%%

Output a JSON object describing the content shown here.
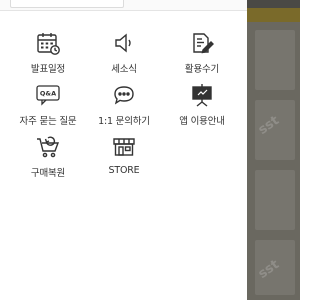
{
  "menu": {
    "items": [
      {
        "label": "발표일정",
        "icon": "calendar-icon"
      },
      {
        "label": "세소식",
        "icon": "megaphone-icon"
      },
      {
        "label": "활용수기",
        "icon": "pencil-note-icon"
      },
      {
        "label": "자주 묻는 질문",
        "icon": "qa-bubble-icon"
      },
      {
        "label": "1:1 문의하기",
        "icon": "chat-bubble-icon"
      },
      {
        "label": "앱 이용안내",
        "icon": "presentation-board-icon"
      },
      {
        "label": "구매복원",
        "icon": "shopping-cart-icon"
      },
      {
        "label": "STORE",
        "icon": "store-icon"
      }
    ]
  },
  "icon_text": {
    "qa": "Q&A"
  },
  "colors": {
    "icon_stroke": "#333333",
    "label_text": "#333333",
    "backdrop": "#6a6860",
    "accent_bar": "#7a6a2a"
  },
  "background": {
    "watermark": "sst"
  }
}
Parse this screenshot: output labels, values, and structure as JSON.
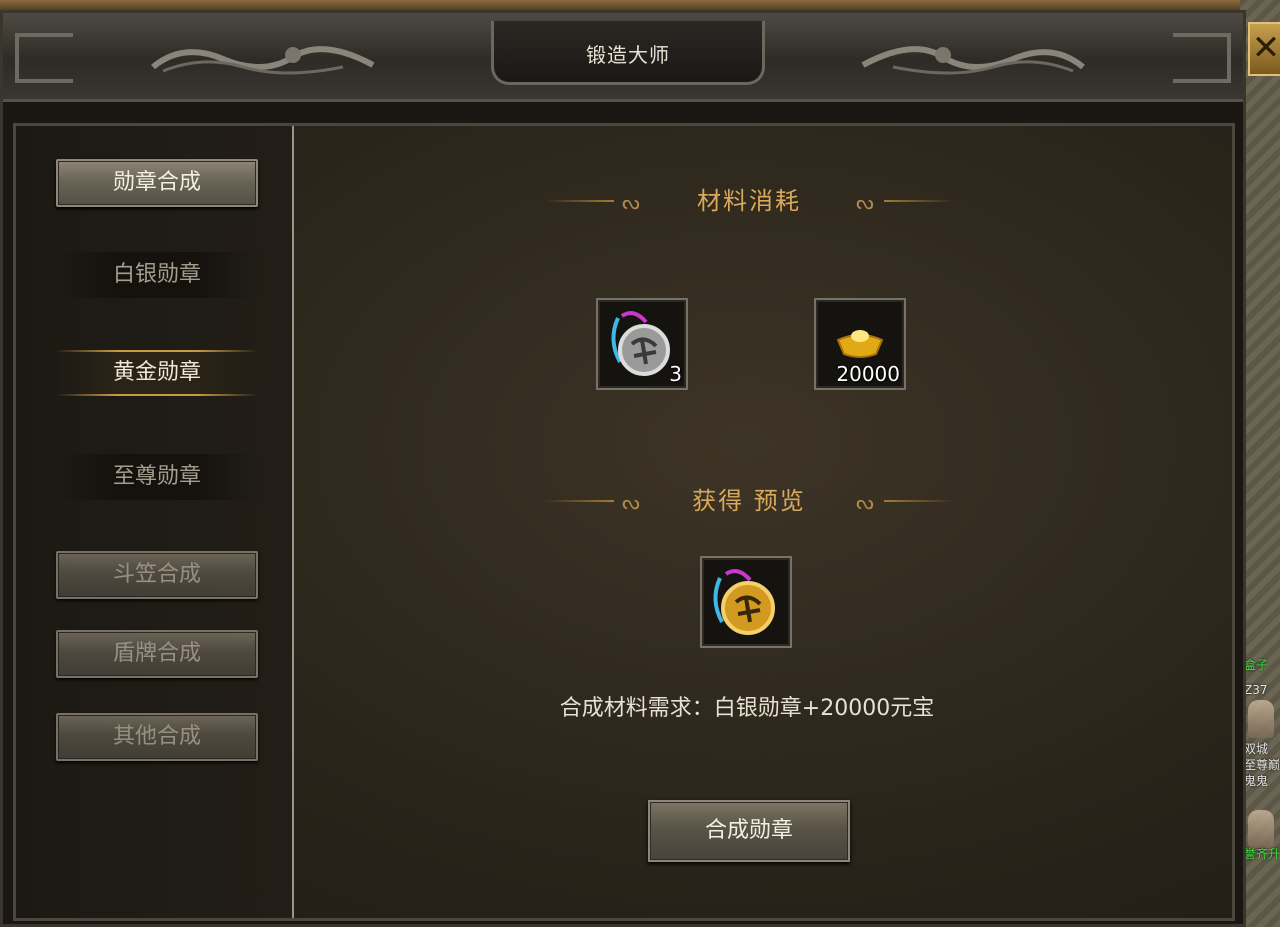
{
  "window": {
    "title": "锻造大师",
    "close_symbol": "✕"
  },
  "sidebar": {
    "categories": [
      {
        "label": "勋章合成",
        "state": "active"
      },
      {
        "label": "斗笠合成",
        "state": "disabled"
      },
      {
        "label": "盾牌合成",
        "state": "disabled"
      },
      {
        "label": "其他合成",
        "state": "disabled"
      }
    ],
    "sub_items": [
      {
        "label": "白银勋章",
        "selected": false
      },
      {
        "label": "黄金勋章",
        "selected": true
      },
      {
        "label": "至尊勋章",
        "selected": false
      }
    ]
  },
  "main": {
    "materials_heading": "材料消耗",
    "materials": [
      {
        "icon": "silver-medal-icon",
        "quantity": "3"
      },
      {
        "icon": "gold-ingot-icon",
        "quantity": "20000"
      }
    ],
    "preview_heading": "获得 预览",
    "preview_item": {
      "icon": "gold-medal-icon"
    },
    "requirement_text": "合成材料需求：白银勋章+20000元宝",
    "craft_button_label": "合成勋章"
  },
  "world_labels": [
    "盒子",
    "Z37",
    "双城",
    "至尊巅",
    "鬼鬼",
    "誉齐升"
  ],
  "colors": {
    "heading_gold": "#d9a95b",
    "frame_gray": "#787266",
    "close_gold": "#c7a04c"
  }
}
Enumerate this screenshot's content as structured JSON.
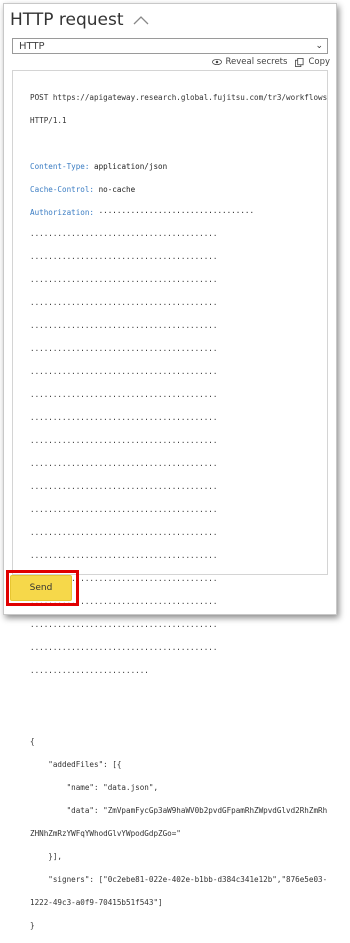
{
  "panel": {
    "title": "HTTP request"
  },
  "protocol_select": {
    "value": "HTTP"
  },
  "actions": {
    "reveal_label": "Reveal secrets",
    "copy_label": "Copy"
  },
  "request": {
    "line1": "POST https://apigateway.research.global.fujitsu.com/tr3/workflows",
    "line2": "HTTP/1.1",
    "headers": [
      {
        "name": "Content-Type:",
        "value": " application/json"
      },
      {
        "name": "Cache-Control:",
        "value": " no-cache"
      },
      {
        "name": "Authorization:",
        "value": " ··································"
      }
    ],
    "auth_lines": [
      "·········································",
      "·········································",
      "·········································",
      "·········································",
      "·········································",
      "·········································",
      "·········································",
      "·········································",
      "·········································",
      "·········································",
      "·········································",
      "·········································",
      "·········································",
      "·········································",
      "·········································",
      "·········································",
      "·········································",
      "·········································",
      "·········································",
      "··························"
    ],
    "body_lines": [
      "{",
      "    \"addedFiles\": [{",
      "        \"name\": \"data.json\",",
      "        \"data\": \"ZmVpamFycGp3aW9haWV0b2pvdGFpamRhZWpvdGlvd2RhZmRh",
      "ZHNhZmRzYWFqYWhodGlvYWpodGdpZGo=\"",
      "    }],",
      "    \"signers\": [\"0c2ebe81-022e-402e-b1bb-d384c341e12b\",\"876e5e03-",
      "1222-49c3-a0f9-70415b51f543\"]",
      "}"
    ]
  },
  "send_button": {
    "label": "Send"
  }
}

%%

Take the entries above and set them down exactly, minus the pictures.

Output a JSON object describing the content shown here.
{
  "menu": {
    "items": [
      {
        "label": "발표일정",
        "icon": "calendar-icon"
      },
      {
        "label": "세소식",
        "icon": "megaphone-icon"
      },
      {
        "label": "활용수기",
        "icon": "pencil-note-icon"
      },
      {
        "label": "자주 묻는 질문",
        "icon": "qa-bubble-icon"
      },
      {
        "label": "1:1 문의하기",
        "icon": "chat-bubble-icon"
      },
      {
        "label": "앱 이용안내",
        "icon": "presentation-board-icon"
      },
      {
        "label": "구매복원",
        "icon": "shopping-cart-icon"
      },
      {
        "label": "STORE",
        "icon": "store-icon"
      }
    ]
  },
  "icon_text": {
    "qa": "Q&A"
  },
  "colors": {
    "icon_stroke": "#333333",
    "label_text": "#333333",
    "backdrop": "#6a6860",
    "accent_bar": "#7a6a2a"
  },
  "background": {
    "watermark": "sst"
  }
}
Parse this screenshot: output labels, values, and structure as JSON.
{
  "window": {
    "title": "锻造大师",
    "close_symbol": "✕"
  },
  "sidebar": {
    "categories": [
      {
        "label": "勋章合成",
        "state": "active"
      },
      {
        "label": "斗笠合成",
        "state": "disabled"
      },
      {
        "label": "盾牌合成",
        "state": "disabled"
      },
      {
        "label": "其他合成",
        "state": "disabled"
      }
    ],
    "sub_items": [
      {
        "label": "白银勋章",
        "selected": false
      },
      {
        "label": "黄金勋章",
        "selected": true
      },
      {
        "label": "至尊勋章",
        "selected": false
      }
    ]
  },
  "main": {
    "materials_heading": "材料消耗",
    "materials": [
      {
        "icon": "silver-medal-icon",
        "quantity": "3"
      },
      {
        "icon": "gold-ingot-icon",
        "quantity": "20000"
      }
    ],
    "preview_heading": "获得 预览",
    "preview_item": {
      "icon": "gold-medal-icon"
    },
    "requirement_text": "合成材料需求：白银勋章+20000元宝",
    "craft_button_label": "合成勋章"
  },
  "world_labels": [
    "盒子",
    "Z37",
    "双城",
    "至尊巅",
    "鬼鬼",
    "誉齐升"
  ],
  "colors": {
    "heading_gold": "#d9a95b",
    "frame_gray": "#787266",
    "close_gold": "#c7a04c"
  }
}
Enumerate this screenshot's content as structured JSON.
{
  "panel": {
    "title": "HTTP request"
  },
  "protocol_select": {
    "value": "HTTP"
  },
  "actions": {
    "reveal_label": "Reveal secrets",
    "copy_label": "Copy"
  },
  "request": {
    "line1": "POST https://apigateway.research.global.fujitsu.com/tr3/workflows",
    "line2": "HTTP/1.1",
    "headers": [
      {
        "name": "Content-Type:",
        "value": " application/json"
      },
      {
        "name": "Cache-Control:",
        "value": " no-cache"
      },
      {
        "name": "Authorization:",
        "value": " ··································"
      }
    ],
    "auth_lines": [
      "·········································",
      "·········································",
      "·········································",
      "·········································",
      "·········································",
      "·········································",
      "·········································",
      "·········································",
      "·········································",
      "·········································",
      "·········································",
      "·········································",
      "·········································",
      "·········································",
      "·········································",
      "·········································",
      "·········································",
      "·········································",
      "·········································",
      "··························"
    ],
    "body_lines": [
      "{",
      "    \"addedFiles\": [{",
      "        \"name\": \"data.json\",",
      "        \"data\": \"ZmVpamFycGp3aW9haWV0b2pvdGFpamRhZWpvdGlvd2RhZmRh",
      "ZHNhZmRzYWFqYWhodGlvYWpodGdpZGo=\"",
      "    }],",
      "    \"signers\": [\"0c2ebe81-022e-402e-b1bb-d384c341e12b\",\"876e5e03-",
      "1222-49c3-a0f9-70415b51f543\"]",
      "}"
    ]
  },
  "send_button": {
    "label": "Send"
  }
}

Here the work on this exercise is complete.